The reply should return the data in full, exactly as written.

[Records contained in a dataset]

[Start of section]

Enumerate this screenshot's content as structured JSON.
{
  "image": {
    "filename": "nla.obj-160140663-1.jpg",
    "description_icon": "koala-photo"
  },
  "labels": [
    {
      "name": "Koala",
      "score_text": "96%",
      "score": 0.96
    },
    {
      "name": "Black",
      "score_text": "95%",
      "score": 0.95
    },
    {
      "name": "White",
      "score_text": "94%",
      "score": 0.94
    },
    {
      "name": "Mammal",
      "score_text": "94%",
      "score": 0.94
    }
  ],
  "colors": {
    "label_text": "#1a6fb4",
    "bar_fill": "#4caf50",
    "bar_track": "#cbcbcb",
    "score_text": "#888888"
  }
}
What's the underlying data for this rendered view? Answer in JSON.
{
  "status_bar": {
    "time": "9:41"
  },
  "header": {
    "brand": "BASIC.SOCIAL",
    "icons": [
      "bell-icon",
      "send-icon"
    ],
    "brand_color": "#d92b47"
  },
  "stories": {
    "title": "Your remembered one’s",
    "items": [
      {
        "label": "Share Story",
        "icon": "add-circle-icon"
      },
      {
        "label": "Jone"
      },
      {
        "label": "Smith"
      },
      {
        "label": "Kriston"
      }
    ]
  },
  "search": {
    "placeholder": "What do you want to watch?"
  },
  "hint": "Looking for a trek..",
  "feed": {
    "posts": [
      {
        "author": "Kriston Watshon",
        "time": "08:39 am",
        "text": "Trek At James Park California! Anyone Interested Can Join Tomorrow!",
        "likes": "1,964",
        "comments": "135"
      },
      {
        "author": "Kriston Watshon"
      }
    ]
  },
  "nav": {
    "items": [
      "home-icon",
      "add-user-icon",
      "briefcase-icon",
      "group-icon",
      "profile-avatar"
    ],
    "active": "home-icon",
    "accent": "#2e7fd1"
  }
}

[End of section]

### Written answer
Enumerate this screenshot's content as structured JSON.
{
  "image": {
    "filename": "nla.obj-160140663-1.jpg",
    "description_icon": "koala-photo"
  },
  "labels": [
    {
      "name": "Koala",
      "score_text": "96%",
      "score": 0.96
    },
    {
      "name": "Black",
      "score_text": "95%",
      "score": 0.95
    },
    {
      "name": "White",
      "score_text": "94%",
      "score": 0.94
    },
    {
      "name": "Mammal",
      "score_text": "94%",
      "score": 0.94
    }
  ],
  "colors": {
    "label_text": "#1a6fb4",
    "bar_fill": "#4caf50",
    "bar_track": "#cbcbcb",
    "score_text": "#888888"
  }
}
What's the underlying data for this rendered view? Answer in JSON.
{
  "status_bar": {
    "time": "9:41"
  },
  "header": {
    "brand": "BASIC.SOCIAL",
    "icons": [
      "bell-icon",
      "send-icon"
    ],
    "brand_color": "#d92b47"
  },
  "stories": {
    "title": "Your remembered one’s",
    "items": [
      {
        "label": "Share Story",
        "icon": "add-circle-icon"
      },
      {
        "label": "Jone"
      },
      {
        "label": "Smith"
      },
      {
        "label": "Kriston"
      }
    ]
  },
  "search": {
    "placeholder": "What do you want to watch?"
  },
  "hint": "Looking for a trek..",
  "feed": {
    "posts": [
      {
        "author": "Kriston Watshon",
        "time": "08:39 am",
        "text": "Trek At James Park California! Anyone Interested Can Join Tomorrow!",
        "likes": "1,964",
        "comments": "135"
      },
      {
        "author": "Kriston Watshon"
      }
    ]
  },
  "nav": {
    "items": [
      "home-icon",
      "add-user-icon",
      "briefcase-icon",
      "group-icon",
      "profile-avatar"
    ],
    "active": "home-icon",
    "accent": "#2e7fd1"
  }
}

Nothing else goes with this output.